(ChemotherapyAdvisor) – De-escalated adjuvant therapy should be considered for patients with human papillomavirus p16-positive oropharyngeal squamous cell carcinoma (OPSCC) who undergo surgery and routinely reported extracapsular spread (ECS) should not be used to justify adjuvant chemotherapy, according to team of researchers of Washington University School of Medicine, St. Louis, MO. This conclusion is based on a study entitled “Extracapsular spread and adjuvant therapy in human papillomavirus-related, p16-positive oropharyngeal carcinoma,” which is published in the July 15 of Cancer.
The investigators aimed to determine the value of ECS as a prognosticator and adjuvant therapy determinant in surgically resected, HPV-related OPSCC. The investigators selected 152 patients who had p16-positive primary OPSCC and pathologically positive necks and measured ECS from routine reporting (ECSreport) and by using a novel histologic grading system (ECSgraded).
The investigators reported that the presence of ECS was not associated with poorer disease-free survival (ECSreport: hazard ratio [HR], 3.42; 95% confidence interval [CI], 0.45-25.88; P=.23; ECSgraded: HR, 2.54; 95% CI, 0.88-7.34; P=.09). T-stage and high-grade ECS, ie, soft tissue metastasis (STMgraded), were prognostic. Overall, and in the presence of ECS or even STM, adjuvant chemoradiotherapy (CRT) was not associated with better disease-free survival over radiotherapy alone (HR, 0.25; 95% CI, 0.06-1.13; P=.07). In addition, matched analyses demonstrated no significant reduction in disease-free survival for the presence of ECS vs the absence of ECS or reduced disease-free survival for the administration of adjuvant radiotherapy alone vs CRT in ECS-positive patients.

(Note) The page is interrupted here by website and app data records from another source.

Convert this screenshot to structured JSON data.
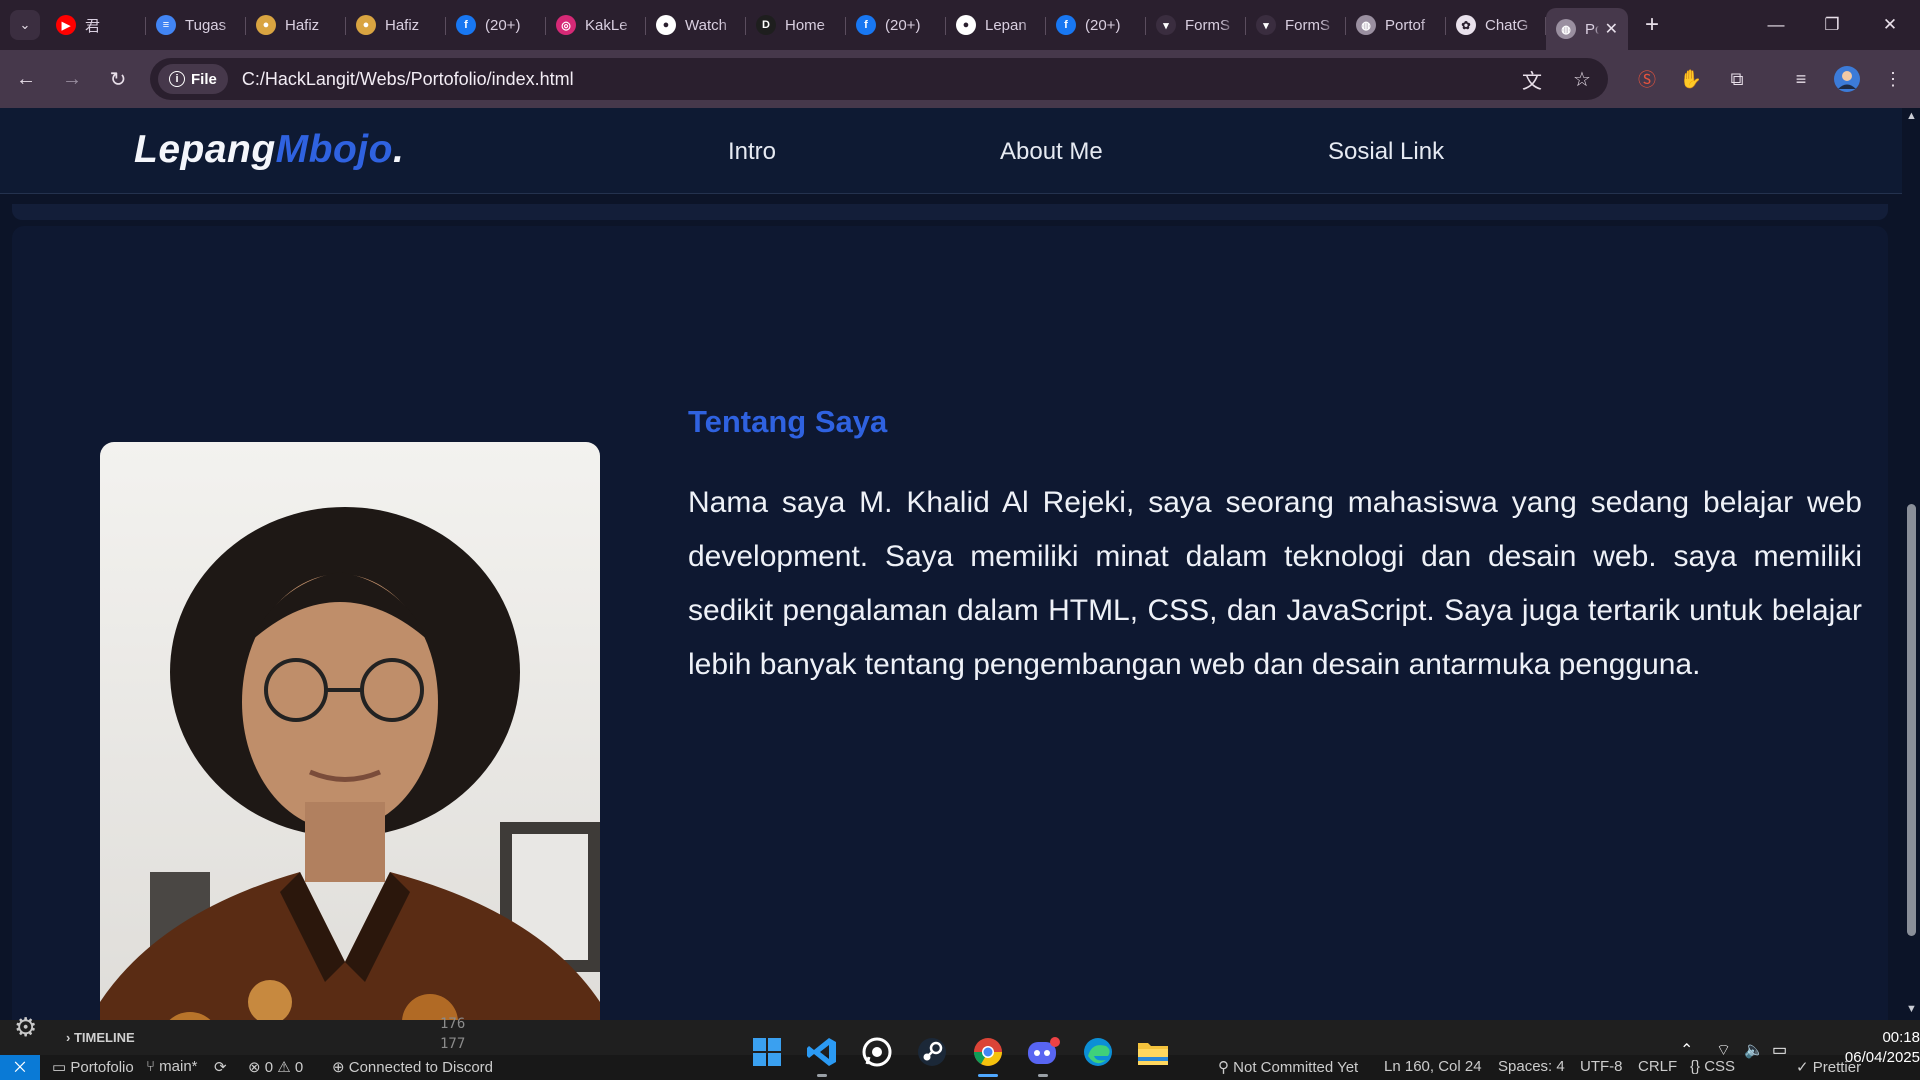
{
  "browser": {
    "tabs": [
      {
        "title": "君",
        "favicon": "youtube-icon",
        "color": "#ff0000",
        "glyph": "▶"
      },
      {
        "title": "Tugas",
        "favicon": "docs-icon",
        "color": "#4285f4",
        "glyph": "≡"
      },
      {
        "title": "Hafiz",
        "favicon": "hafiz-icon",
        "color": "#d9a441",
        "glyph": "●"
      },
      {
        "title": "Hafiz",
        "favicon": "hafiz-icon",
        "color": "#d9a441",
        "glyph": "●"
      },
      {
        "title": "(20+)",
        "favicon": "facebook-icon",
        "color": "#1877f2",
        "glyph": "f"
      },
      {
        "title": "KakLe",
        "favicon": "instagram-icon",
        "color": "#d62976",
        "glyph": "◎"
      },
      {
        "title": "Watch",
        "favicon": "github-icon",
        "color": "#ffffff",
        "glyph": "●"
      },
      {
        "title": "Home",
        "favicon": "d-icon",
        "color": "#1e1e1e",
        "glyph": "D"
      },
      {
        "title": "(20+)",
        "favicon": "facebook-icon",
        "color": "#1877f2",
        "glyph": "f"
      },
      {
        "title": "Lepan",
        "favicon": "github-icon",
        "color": "#ffffff",
        "glyph": "●"
      },
      {
        "title": "(20+)",
        "favicon": "facebook-icon",
        "color": "#1877f2",
        "glyph": "f"
      },
      {
        "title": "FormS",
        "favicon": "forms-icon",
        "color": "#3a2d3f",
        "glyph": "▾"
      },
      {
        "title": "FormS",
        "favicon": "forms-icon",
        "color": "#3a2d3f",
        "glyph": "▾"
      },
      {
        "title": "Portof",
        "favicon": "globe-icon",
        "color": "#9a8fa0",
        "glyph": "◍"
      },
      {
        "title": "ChatG",
        "favicon": "chatgpt-icon",
        "color": "#e9e1ec",
        "glyph": "✿"
      }
    ],
    "active_tab": {
      "title": "Pc",
      "favicon": "globe-icon"
    },
    "new_tab": "+",
    "file_chip": "File",
    "url": "C:/HackLangit/Webs/Portofolio/index.html"
  },
  "page": {
    "logo_main": "Lepang",
    "logo_accent": "Mbojo",
    "logo_dot": ".",
    "nav": [
      "Intro",
      "About Me",
      "Sosial Link"
    ],
    "about_title": "Tentang Saya",
    "about_text": "Nama saya M. Khalid Al Rejeki, saya seorang mahasiswa yang sedang belajar web development. Saya memiliki minat dalam teknologi dan desain web. saya memiliki sedikit pengalaman dalam HTML, CSS, dan JavaScript. Saya juga tertarik untuk belajar lebih banyak tentang pengembangan web dan desain antarmuka pengguna."
  },
  "editor": {
    "timeline": "TIMELINE",
    "line_numbers": [
      "176",
      "177"
    ]
  },
  "status": {
    "folder": "Portofolio",
    "branch": "main*",
    "errors": "0",
    "warnings": "0",
    "discord": "Connected to Discord",
    "commit": "Not Committed Yet",
    "position": "Ln 160, Col 24",
    "spaces": "Spaces: 4",
    "encoding": "UTF-8",
    "eol": "CRLF",
    "language": "CSS",
    "formatter": "Prettier"
  },
  "clock": {
    "time": "00:18",
    "date": "06/04/2025"
  },
  "colors": {
    "accent": "#2f62e0",
    "page_bg": "#0c1428",
    "tab_strip": "#2a1f2e",
    "toolbar": "#46384b"
  }
}
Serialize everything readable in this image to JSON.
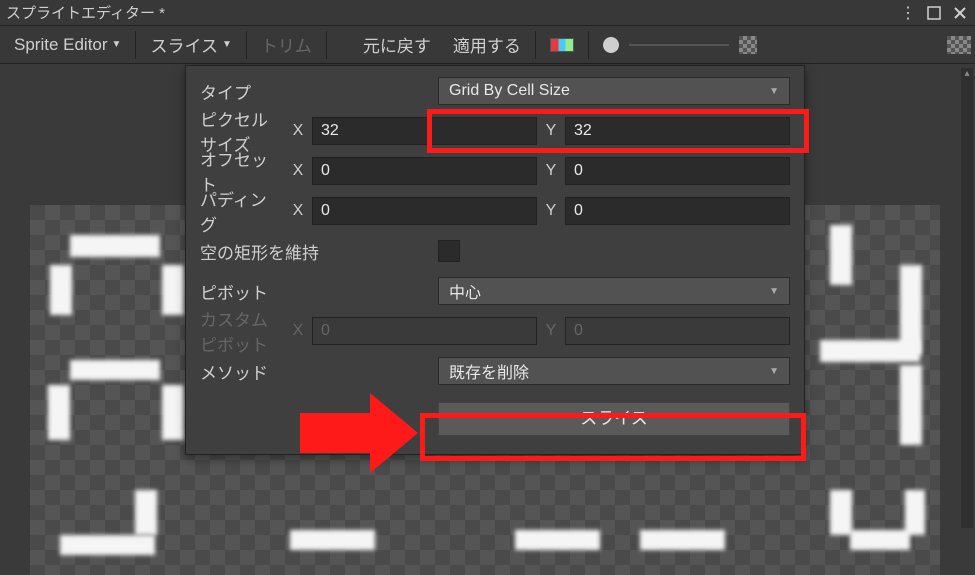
{
  "window": {
    "title": "スプライトエディター *"
  },
  "toolbar": {
    "sprite_editor": "Sprite Editor",
    "slice": "スライス",
    "trim": "トリム",
    "revert": "元に戻す",
    "apply": "適用する"
  },
  "panel": {
    "labels": {
      "type": "タイプ",
      "pixel_size": "ピクセルサイズ",
      "offset": "オフセット",
      "padding": "パディング",
      "keep_empty": "空の矩形を維持",
      "pivot": "ピボット",
      "custom_pivot": "カスタムピボット",
      "method": "メソッド"
    },
    "type_value": "Grid By Cell Size",
    "pixel_size": {
      "x": "32",
      "y": "32"
    },
    "offset": {
      "x": "0",
      "y": "0"
    },
    "padding": {
      "x": "0",
      "y": "0"
    },
    "pivot_value": "中心",
    "custom_pivot": {
      "x": "0",
      "y": "0"
    },
    "method_value": "既存を削除",
    "slice_button": "スライス",
    "xy_labels": {
      "x": "X",
      "y": "Y"
    }
  }
}
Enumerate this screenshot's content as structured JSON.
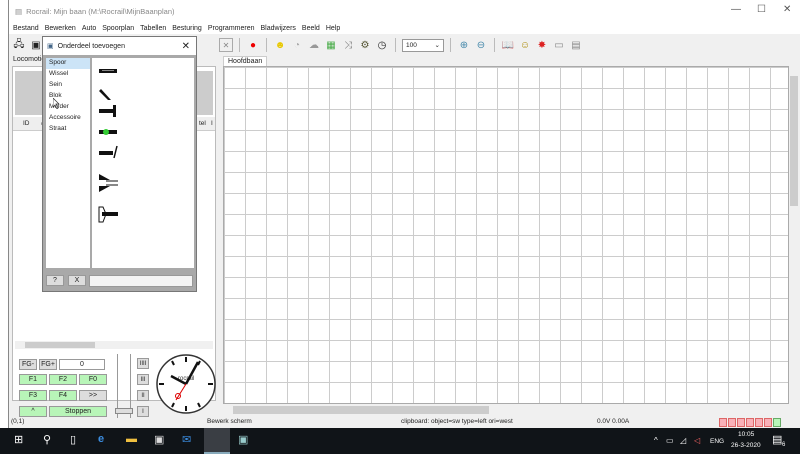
{
  "window": {
    "title": "Rocrail: Mijn baan (M:\\Rocrail\\MijnBaanplan)"
  },
  "menu": [
    "Bestand",
    "Bewerken",
    "Auto",
    "Spoorplan",
    "Tabellen",
    "Besturing",
    "Programmeren",
    "Bladwijzers",
    "Beeld",
    "Help"
  ],
  "toolbar": {
    "zoom": "100"
  },
  "left_panel": {
    "tab": "Locomotieven",
    "columns": [
      "ID",
      "#",
      "tel",
      "I"
    ]
  },
  "canvas": {
    "tab": "Hoofdbaan"
  },
  "throttle": {
    "fg_minus": "FG-",
    "fg_plus": "FG+",
    "speed": "0",
    "f1": "F1",
    "f2": "F2",
    "f0": "F0",
    "f3": "F3",
    "f4": "F4",
    "more": ">>",
    "dir": "^",
    "stop": "Stoppen",
    "gears": [
      "IIII",
      "III",
      "II",
      "I"
    ],
    "clock_brand": "rocrail"
  },
  "dialog": {
    "title": "Onderdeel toevoegen",
    "categories": [
      "Spoor",
      "Wissel",
      "Sein",
      "Blok",
      "Melder",
      "Accessoire",
      "Straat"
    ],
    "selected": "Spoor",
    "help": "?",
    "close": "X"
  },
  "status": {
    "coords": "(0,1)",
    "mode": "Bewerk scherm",
    "clipboard": "clipboard: object=sw type=left ori=west",
    "power": "0.0V 0.00A"
  },
  "taskbar": {
    "time": "10:05",
    "date": "26-3-2020",
    "lang": "ENG",
    "notif": "6"
  }
}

The investigators concluded: “Routinely reported ECS was not prognostic in this study; adjuvant CRT vs radiotherapy alone produced no improvement in DFS for ECS-positive patients.”